_Instructions for the task_.
Write out every line of the material exactly as it appears.

_Provided data_.
******

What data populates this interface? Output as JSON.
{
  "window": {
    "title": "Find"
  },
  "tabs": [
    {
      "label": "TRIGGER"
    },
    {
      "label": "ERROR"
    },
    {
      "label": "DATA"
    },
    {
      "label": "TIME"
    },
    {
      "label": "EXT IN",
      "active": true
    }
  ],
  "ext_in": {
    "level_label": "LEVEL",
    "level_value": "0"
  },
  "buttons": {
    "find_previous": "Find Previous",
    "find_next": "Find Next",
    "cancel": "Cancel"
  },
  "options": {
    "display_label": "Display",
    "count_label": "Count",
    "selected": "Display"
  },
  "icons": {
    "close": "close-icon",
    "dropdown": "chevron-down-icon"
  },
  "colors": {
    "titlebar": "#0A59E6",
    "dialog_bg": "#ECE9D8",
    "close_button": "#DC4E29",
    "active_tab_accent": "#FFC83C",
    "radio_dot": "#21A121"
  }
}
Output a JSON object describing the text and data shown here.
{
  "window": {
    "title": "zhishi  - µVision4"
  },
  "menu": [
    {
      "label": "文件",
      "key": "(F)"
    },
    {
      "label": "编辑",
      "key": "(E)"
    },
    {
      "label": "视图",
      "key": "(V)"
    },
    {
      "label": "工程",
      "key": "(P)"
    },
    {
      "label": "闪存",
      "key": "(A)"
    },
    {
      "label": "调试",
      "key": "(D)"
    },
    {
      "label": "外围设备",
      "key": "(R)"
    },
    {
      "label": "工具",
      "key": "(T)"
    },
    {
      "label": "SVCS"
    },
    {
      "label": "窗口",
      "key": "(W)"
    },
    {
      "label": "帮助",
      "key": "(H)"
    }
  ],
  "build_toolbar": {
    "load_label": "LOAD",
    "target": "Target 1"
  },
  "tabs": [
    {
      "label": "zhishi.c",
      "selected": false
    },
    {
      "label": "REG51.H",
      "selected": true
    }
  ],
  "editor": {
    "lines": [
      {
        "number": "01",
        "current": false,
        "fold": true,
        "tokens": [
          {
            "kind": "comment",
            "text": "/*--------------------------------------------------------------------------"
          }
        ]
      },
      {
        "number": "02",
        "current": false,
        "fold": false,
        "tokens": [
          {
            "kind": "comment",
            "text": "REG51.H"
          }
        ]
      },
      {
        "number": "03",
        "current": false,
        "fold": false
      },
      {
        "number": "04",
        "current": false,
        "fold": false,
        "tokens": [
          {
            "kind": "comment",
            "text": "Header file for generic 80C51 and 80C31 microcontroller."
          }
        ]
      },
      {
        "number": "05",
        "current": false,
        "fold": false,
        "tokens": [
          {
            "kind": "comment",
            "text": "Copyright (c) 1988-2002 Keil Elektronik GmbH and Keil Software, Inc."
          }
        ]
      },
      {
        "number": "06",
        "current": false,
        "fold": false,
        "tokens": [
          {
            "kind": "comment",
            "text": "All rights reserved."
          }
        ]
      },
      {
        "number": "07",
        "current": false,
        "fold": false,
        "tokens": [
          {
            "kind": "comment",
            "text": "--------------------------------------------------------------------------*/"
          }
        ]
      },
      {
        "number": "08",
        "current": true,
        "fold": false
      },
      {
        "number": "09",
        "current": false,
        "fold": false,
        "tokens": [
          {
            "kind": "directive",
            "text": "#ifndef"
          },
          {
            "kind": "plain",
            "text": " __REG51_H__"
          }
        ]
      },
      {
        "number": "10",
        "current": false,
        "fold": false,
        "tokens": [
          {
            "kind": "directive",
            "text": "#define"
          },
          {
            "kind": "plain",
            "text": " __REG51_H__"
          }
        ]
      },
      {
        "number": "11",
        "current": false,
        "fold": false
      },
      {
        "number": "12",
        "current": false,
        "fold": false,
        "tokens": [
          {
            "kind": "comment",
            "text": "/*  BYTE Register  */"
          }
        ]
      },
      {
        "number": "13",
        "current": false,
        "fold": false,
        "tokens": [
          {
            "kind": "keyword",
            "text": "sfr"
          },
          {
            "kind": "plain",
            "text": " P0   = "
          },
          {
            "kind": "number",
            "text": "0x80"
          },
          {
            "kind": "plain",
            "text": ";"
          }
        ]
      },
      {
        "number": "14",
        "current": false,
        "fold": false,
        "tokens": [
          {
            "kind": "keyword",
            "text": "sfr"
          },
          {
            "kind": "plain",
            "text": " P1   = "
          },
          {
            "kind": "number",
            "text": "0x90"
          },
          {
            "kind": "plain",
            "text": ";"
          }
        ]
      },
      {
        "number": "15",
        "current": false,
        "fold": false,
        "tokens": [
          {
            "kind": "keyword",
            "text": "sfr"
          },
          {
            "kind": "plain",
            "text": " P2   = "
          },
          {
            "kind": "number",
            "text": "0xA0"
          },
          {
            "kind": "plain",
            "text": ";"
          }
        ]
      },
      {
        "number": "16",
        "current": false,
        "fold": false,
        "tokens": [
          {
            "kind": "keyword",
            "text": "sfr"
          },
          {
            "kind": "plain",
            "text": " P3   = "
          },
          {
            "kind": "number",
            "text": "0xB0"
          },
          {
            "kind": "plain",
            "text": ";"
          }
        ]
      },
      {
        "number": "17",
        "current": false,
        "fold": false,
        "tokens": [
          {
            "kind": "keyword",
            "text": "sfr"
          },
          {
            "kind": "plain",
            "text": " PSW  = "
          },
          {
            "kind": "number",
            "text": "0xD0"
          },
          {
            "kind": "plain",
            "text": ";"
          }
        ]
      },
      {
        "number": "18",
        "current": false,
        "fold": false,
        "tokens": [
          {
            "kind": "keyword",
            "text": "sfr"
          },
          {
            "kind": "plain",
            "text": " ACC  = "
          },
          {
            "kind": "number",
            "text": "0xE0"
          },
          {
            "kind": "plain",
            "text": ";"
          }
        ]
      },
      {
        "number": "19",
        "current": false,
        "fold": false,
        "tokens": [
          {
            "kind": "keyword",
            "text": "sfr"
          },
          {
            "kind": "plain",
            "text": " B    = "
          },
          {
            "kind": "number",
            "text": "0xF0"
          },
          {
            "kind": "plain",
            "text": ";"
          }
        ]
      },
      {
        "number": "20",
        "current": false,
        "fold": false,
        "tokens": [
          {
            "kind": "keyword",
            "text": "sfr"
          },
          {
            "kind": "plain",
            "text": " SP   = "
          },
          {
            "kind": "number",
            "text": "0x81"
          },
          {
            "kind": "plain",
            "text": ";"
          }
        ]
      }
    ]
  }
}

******

_Answer to this task_.
What data populates this interface? Output as JSON.
{
  "window": {
    "title": "Find"
  },
  "tabs": [
    {
      "label": "TRIGGER"
    },
    {
      "label": "ERROR"
    },
    {
      "label": "DATA"
    },
    {
      "label": "TIME"
    },
    {
      "label": "EXT IN",
      "active": true
    }
  ],
  "ext_in": {
    "level_label": "LEVEL",
    "level_value": "0"
  },
  "buttons": {
    "find_previous": "Find Previous",
    "find_next": "Find Next",
    "cancel": "Cancel"
  },
  "options": {
    "display_label": "Display",
    "count_label": "Count",
    "selected": "Display"
  },
  "icons": {
    "close": "close-icon",
    "dropdown": "chevron-down-icon"
  },
  "colors": {
    "titlebar": "#0A59E6",
    "dialog_bg": "#ECE9D8",
    "close_button": "#DC4E29",
    "active_tab_accent": "#FFC83C",
    "radio_dot": "#21A121"
  }
}
Output a JSON object describing the text and data shown here.
{
  "window": {
    "title": "zhishi  - µVision4"
  },
  "menu": [
    {
      "label": "文件",
      "key": "(F)"
    },
    {
      "label": "编辑",
      "key": "(E)"
    },
    {
      "label": "视图",
      "key": "(V)"
    },
    {
      "label": "工程",
      "key": "(P)"
    },
    {
      "label": "闪存",
      "key": "(A)"
    },
    {
      "label": "调试",
      "key": "(D)"
    },
    {
      "label": "外围设备",
      "key": "(R)"
    },
    {
      "label": "工具",
      "key": "(T)"
    },
    {
      "label": "SVCS"
    },
    {
      "label": "窗口",
      "key": "(W)"
    },
    {
      "label": "帮助",
      "key": "(H)"
    }
  ],
  "build_toolbar": {
    "load_label": "LOAD",
    "target": "Target 1"
  },
  "tabs": [
    {
      "label": "zhishi.c",
      "selected": false
    },
    {
      "label": "REG51.H",
      "selected": true
    }
  ],
  "editor": {
    "lines": [
      {
        "number": "01",
        "current": false,
        "fold": true,
        "tokens": [
          {
            "kind": "comment",
            "text": "/*--------------------------------------------------------------------------"
          }
        ]
      },
      {
        "number": "02",
        "current": false,
        "fold": false,
        "tokens": [
          {
            "kind": "comment",
            "text": "REG51.H"
          }
        ]
      },
      {
        "number": "03",
        "current": false,
        "fold": false
      },
      {
        "number": "04",
        "current": false,
        "fold": false,
        "tokens": [
          {
            "kind": "comment",
            "text": "Header file for generic 80C51 and 80C31 microcontroller."
          }
        ]
      },
      {
        "number": "05",
        "current": false,
        "fold": false,
        "tokens": [
          {
            "kind": "comment",
            "text": "Copyright (c) 1988-2002 Keil Elektronik GmbH and Keil Software, Inc."
          }
        ]
      },
      {
        "number": "06",
        "current": false,
        "fold": false,
        "tokens": [
          {
            "kind": "comment",
            "text": "All rights reserved."
          }
        ]
      },
      {
        "number": "07",
        "current": false,
        "fold": false,
        "tokens": [
          {
            "kind": "comment",
            "text": "--------------------------------------------------------------------------*/"
          }
        ]
      },
      {
        "number": "08",
        "current": true,
        "fold": false
      },
      {
        "number": "09",
        "current": false,
        "fold": false,
        "tokens": [
          {
            "kind": "directive",
            "text": "#ifndef"
          },
          {
            "kind": "plain",
            "text": " __REG51_H__"
          }
        ]
      },
      {
        "number": "10",
        "current": false,
        "fold": false,
        "tokens": [
          {
            "kind": "directive",
            "text": "#define"
          },
          {
            "kind": "plain",
            "text": " __REG51_H__"
          }
        ]
      },
      {
        "number": "11",
        "current": false,
        "fold": false
      },
      {
        "number": "12",
        "current": false,
        "fold": false,
        "tokens": [
          {
            "kind": "comment",
            "text": "/*  BYTE Register  */"
          }
        ]
      },
      {
        "number": "13",
        "current": false,
        "fold": false,
        "tokens": [
          {
            "kind": "keyword",
            "text": "sfr"
          },
          {
            "kind": "plain",
            "text": " P0   = "
          },
          {
            "kind": "number",
            "text": "0x80"
          },
          {
            "kind": "plain",
            "text": ";"
          }
        ]
      },
      {
        "number": "14",
        "current": false,
        "fold": false,
        "tokens": [
          {
            "kind": "keyword",
            "text": "sfr"
          },
          {
            "kind": "plain",
            "text": " P1   = "
          },
          {
            "kind": "number",
            "text": "0x90"
          },
          {
            "kind": "plain",
            "text": ";"
          }
        ]
      },
      {
        "number": "15",
        "current": false,
        "fold": false,
        "tokens": [
          {
            "kind": "keyword",
            "text": "sfr"
          },
          {
            "kind": "plain",
            "text": " P2   = "
          },
          {
            "kind": "number",
            "text": "0xA0"
          },
          {
            "kind": "plain",
            "text": ";"
          }
        ]
      },
      {
        "number": "16",
        "current": false,
        "fold": false,
        "tokens": [
          {
            "kind": "keyword",
            "text": "sfr"
          },
          {
            "kind": "plain",
            "text": " P3   = "
          },
          {
            "kind": "number",
            "text": "0xB0"
          },
          {
            "kind": "plain",
            "text": ";"
          }
        ]
      },
      {
        "number": "17",
        "current": false,
        "fold": false,
        "tokens": [
          {
            "kind": "keyword",
            "text": "sfr"
          },
          {
            "kind": "plain",
            "text": " PSW  = "
          },
          {
            "kind": "number",
            "text": "0xD0"
          },
          {
            "kind": "plain",
            "text": ";"
          }
        ]
      },
      {
        "number": "18",
        "current": false,
        "fold": false,
        "tokens": [
          {
            "kind": "keyword",
            "text": "sfr"
          },
          {
            "kind": "plain",
            "text": " ACC  = "
          },
          {
            "kind": "number",
            "text": "0xE0"
          },
          {
            "kind": "plain",
            "text": ";"
          }
        ]
      },
      {
        "number": "19",
        "current": false,
        "fold": false,
        "tokens": [
          {
            "kind": "keyword",
            "text": "sfr"
          },
          {
            "kind": "plain",
            "text": " B    = "
          },
          {
            "kind": "number",
            "text": "0xF0"
          },
          {
            "kind": "plain",
            "text": ";"
          }
        ]
      },
      {
        "number": "20",
        "current": false,
        "fold": false,
        "tokens": [
          {
            "kind": "keyword",
            "text": "sfr"
          },
          {
            "kind": "plain",
            "text": " SP   = "
          },
          {
            "kind": "number",
            "text": "0x81"
          },
          {
            "kind": "plain",
            "text": ";"
          }
        ]
      }
    ]
  }
}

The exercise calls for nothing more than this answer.